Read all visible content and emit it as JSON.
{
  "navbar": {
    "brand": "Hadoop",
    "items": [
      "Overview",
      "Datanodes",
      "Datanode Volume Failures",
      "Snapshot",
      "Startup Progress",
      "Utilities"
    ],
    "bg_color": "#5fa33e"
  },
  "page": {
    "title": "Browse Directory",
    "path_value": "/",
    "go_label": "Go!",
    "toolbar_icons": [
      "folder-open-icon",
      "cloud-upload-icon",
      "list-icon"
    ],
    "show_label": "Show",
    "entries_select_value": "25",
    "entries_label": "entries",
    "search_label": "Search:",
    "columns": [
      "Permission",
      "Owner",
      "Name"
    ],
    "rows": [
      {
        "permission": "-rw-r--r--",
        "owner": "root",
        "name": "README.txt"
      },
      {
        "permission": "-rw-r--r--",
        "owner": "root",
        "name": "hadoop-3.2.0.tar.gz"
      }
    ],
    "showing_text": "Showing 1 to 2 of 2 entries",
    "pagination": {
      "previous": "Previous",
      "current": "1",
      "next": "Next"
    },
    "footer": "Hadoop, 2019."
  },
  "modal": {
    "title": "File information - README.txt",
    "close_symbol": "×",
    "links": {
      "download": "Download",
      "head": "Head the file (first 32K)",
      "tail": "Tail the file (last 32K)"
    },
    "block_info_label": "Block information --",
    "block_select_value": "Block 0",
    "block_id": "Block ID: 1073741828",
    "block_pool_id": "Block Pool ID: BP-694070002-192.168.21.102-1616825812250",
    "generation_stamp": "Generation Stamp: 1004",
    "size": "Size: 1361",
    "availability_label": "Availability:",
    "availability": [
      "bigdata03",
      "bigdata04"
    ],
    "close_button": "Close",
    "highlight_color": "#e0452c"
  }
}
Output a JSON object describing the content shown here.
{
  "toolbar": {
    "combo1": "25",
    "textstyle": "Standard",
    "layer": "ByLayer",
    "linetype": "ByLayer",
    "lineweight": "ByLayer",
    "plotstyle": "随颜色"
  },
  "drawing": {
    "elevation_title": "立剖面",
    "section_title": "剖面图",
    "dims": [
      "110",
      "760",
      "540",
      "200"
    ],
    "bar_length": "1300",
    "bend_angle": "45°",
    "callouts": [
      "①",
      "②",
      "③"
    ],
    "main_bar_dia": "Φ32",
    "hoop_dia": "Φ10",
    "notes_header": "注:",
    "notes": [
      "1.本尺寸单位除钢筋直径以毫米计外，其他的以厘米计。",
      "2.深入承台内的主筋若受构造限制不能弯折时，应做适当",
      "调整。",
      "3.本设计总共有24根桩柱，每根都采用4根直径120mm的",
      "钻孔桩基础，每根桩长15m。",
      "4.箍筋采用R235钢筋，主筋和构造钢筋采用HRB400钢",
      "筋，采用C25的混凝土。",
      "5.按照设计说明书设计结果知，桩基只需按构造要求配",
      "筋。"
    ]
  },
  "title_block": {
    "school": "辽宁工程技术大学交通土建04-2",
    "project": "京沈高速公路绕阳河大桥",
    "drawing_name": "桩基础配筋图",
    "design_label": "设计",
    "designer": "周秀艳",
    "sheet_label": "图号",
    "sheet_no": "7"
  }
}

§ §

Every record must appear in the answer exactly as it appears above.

### The completed task
Read all visible content and emit it as JSON.
{
  "navbar": {
    "brand": "Hadoop",
    "items": [
      "Overview",
      "Datanodes",
      "Datanode Volume Failures",
      "Snapshot",
      "Startup Progress",
      "Utilities"
    ],
    "bg_color": "#5fa33e"
  },
  "page": {
    "title": "Browse Directory",
    "path_value": "/",
    "go_label": "Go!",
    "toolbar_icons": [
      "folder-open-icon",
      "cloud-upload-icon",
      "list-icon"
    ],
    "show_label": "Show",
    "entries_select_value": "25",
    "entries_label": "entries",
    "search_label": "Search:",
    "columns": [
      "Permission",
      "Owner",
      "Name"
    ],
    "rows": [
      {
        "permission": "-rw-r--r--",
        "owner": "root",
        "name": "README.txt"
      },
      {
        "permission": "-rw-r--r--",
        "owner": "root",
        "name": "hadoop-3.2.0.tar.gz"
      }
    ],
    "showing_text": "Showing 1 to 2 of 2 entries",
    "pagination": {
      "previous": "Previous",
      "current": "1",
      "next": "Next"
    },
    "footer": "Hadoop, 2019."
  },
  "modal": {
    "title": "File information - README.txt",
    "close_symbol": "×",
    "links": {
      "download": "Download",
      "head": "Head the file (first 32K)",
      "tail": "Tail the file (last 32K)"
    },
    "block_info_label": "Block information --",
    "block_select_value": "Block 0",
    "block_id": "Block ID: 1073741828",
    "block_pool_id": "Block Pool ID: BP-694070002-192.168.21.102-1616825812250",
    "generation_stamp": "Generation Stamp: 1004",
    "size": "Size: 1361",
    "availability_label": "Availability:",
    "availability": [
      "bigdata03",
      "bigdata04"
    ],
    "close_button": "Close",
    "highlight_color": "#e0452c"
  }
}
Output a JSON object describing the content shown here.
{
  "toolbar": {
    "combo1": "25",
    "textstyle": "Standard",
    "layer": "ByLayer",
    "linetype": "ByLayer",
    "lineweight": "ByLayer",
    "plotstyle": "随颜色"
  },
  "drawing": {
    "elevation_title": "立剖面",
    "section_title": "剖面图",
    "dims": [
      "110",
      "760",
      "540",
      "200"
    ],
    "bar_length": "1300",
    "bend_angle": "45°",
    "callouts": [
      "①",
      "②",
      "③"
    ],
    "main_bar_dia": "Φ32",
    "hoop_dia": "Φ10",
    "notes_header": "注:",
    "notes": [
      "1.本尺寸单位除钢筋直径以毫米计外，其他的以厘米计。",
      "2.深入承台内的主筋若受构造限制不能弯折时，应做适当",
      "调整。",
      "3.本设计总共有24根桩柱，每根都采用4根直径120mm的",
      "钻孔桩基础，每根桩长15m。",
      "4.箍筋采用R235钢筋，主筋和构造钢筋采用HRB400钢",
      "筋，采用C25的混凝土。",
      "5.按照设计说明书设计结果知，桩基只需按构造要求配",
      "筋。"
    ]
  },
  "title_block": {
    "school": "辽宁工程技术大学交通土建04-2",
    "project": "京沈高速公路绕阳河大桥",
    "drawing_name": "桩基础配筋图",
    "design_label": "设计",
    "designer": "周秀艳",
    "sheet_label": "图号",
    "sheet_no": "7"
  }
}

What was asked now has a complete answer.